I apologise for that.

We had a very interesting meetup in January.

Alexey Bashtanov explained how the grouping works in postgres and how to improve or even re implement in C the grouping functions.
On the meetup page there are the pictures from the meeting .
The presentation's recording is available there and the slides are free to download on slideshare there.

We are already preparing the next meetup announced for 18th of March.
That's the abstract.

The next postgresql meetup will be a technical talk on the ways in which PostgreSQL can communicate with the outside world.

This talk will cover PostgreSQL Foreign Data Wrappers which are tables that
can read and write to external services. 

Efficient ways to run queries from applications will also be covered.

About the speaker.
Matthew Franglen works as a team lead in Brandwatch. He has a long history
of development, with over 10 years of experience.

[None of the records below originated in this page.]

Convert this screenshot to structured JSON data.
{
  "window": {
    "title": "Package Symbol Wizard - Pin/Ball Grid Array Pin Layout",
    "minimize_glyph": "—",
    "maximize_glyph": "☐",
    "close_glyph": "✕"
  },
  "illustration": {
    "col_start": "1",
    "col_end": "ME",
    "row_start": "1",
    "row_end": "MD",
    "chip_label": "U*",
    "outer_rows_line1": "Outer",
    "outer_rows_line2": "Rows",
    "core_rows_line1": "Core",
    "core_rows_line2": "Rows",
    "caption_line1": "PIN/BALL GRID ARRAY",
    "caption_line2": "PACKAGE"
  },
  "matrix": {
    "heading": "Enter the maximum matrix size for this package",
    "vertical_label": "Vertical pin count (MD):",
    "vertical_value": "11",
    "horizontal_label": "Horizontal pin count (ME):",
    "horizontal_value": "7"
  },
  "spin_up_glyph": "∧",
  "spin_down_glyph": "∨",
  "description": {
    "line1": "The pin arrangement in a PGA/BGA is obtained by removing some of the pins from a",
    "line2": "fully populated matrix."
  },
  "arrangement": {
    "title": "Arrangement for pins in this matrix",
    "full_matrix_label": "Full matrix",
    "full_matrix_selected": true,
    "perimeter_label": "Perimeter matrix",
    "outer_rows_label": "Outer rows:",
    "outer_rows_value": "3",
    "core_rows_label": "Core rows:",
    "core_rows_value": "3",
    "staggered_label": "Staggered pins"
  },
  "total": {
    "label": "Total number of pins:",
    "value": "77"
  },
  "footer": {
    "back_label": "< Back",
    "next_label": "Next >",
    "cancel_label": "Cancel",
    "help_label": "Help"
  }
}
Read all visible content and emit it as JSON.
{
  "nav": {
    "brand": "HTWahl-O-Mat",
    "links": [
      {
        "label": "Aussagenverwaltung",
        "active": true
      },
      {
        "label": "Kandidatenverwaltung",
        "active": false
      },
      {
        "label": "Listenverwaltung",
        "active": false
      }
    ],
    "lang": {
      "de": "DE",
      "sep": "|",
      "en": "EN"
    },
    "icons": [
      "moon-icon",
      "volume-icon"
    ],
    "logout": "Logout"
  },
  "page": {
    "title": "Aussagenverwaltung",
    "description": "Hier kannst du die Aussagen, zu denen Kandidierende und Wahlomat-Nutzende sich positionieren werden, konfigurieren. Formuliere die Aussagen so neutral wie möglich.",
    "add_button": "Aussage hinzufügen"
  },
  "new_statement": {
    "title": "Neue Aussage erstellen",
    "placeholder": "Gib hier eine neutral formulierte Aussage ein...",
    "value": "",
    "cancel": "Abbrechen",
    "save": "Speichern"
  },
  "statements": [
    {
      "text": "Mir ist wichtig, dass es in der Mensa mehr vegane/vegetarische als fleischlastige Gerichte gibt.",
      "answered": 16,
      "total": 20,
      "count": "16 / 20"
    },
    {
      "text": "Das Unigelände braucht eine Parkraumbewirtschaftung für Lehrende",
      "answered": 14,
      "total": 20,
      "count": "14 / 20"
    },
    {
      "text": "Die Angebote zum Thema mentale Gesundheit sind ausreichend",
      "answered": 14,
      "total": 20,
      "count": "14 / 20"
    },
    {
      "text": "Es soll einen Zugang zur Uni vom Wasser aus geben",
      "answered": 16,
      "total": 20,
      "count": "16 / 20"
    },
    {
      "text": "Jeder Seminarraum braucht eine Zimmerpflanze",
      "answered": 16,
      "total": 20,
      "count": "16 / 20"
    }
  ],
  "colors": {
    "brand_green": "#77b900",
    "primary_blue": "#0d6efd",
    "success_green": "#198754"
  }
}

As usual the talk will be preceded by pizza and a nice chat. We'll also do a recording.

If you are in Brighton please join us here.

Saturday 2 January 2016

It's bigger on the inside

I'll be at the University of Ferrara Saturday 9th of January for a PostgreSQL afternoon.

This is the confirmed schedule.

15:00 - Federico Campoli: PostgreSQL, the big the fast and the (NOSQL on) Acid
15:40 - Michele Finelli:  The PostgreSQL's transactional system
16:20 - Coffee break / general chat
16:40 - Federico Campoli: Streaming replication
17:30 - Federico Campoli: Query tuning in PostgreSQL
18:00 - Michele Finelli: An horror fairy tale: how we have lost a database
18:20 - Wrap up and general chat

All talks are in Italian language.
The conference is free.
 All times are European time zone (GMT +1).

The venue's address is:
Via Guercino, 47

Please RSVP here

See you Saturday then.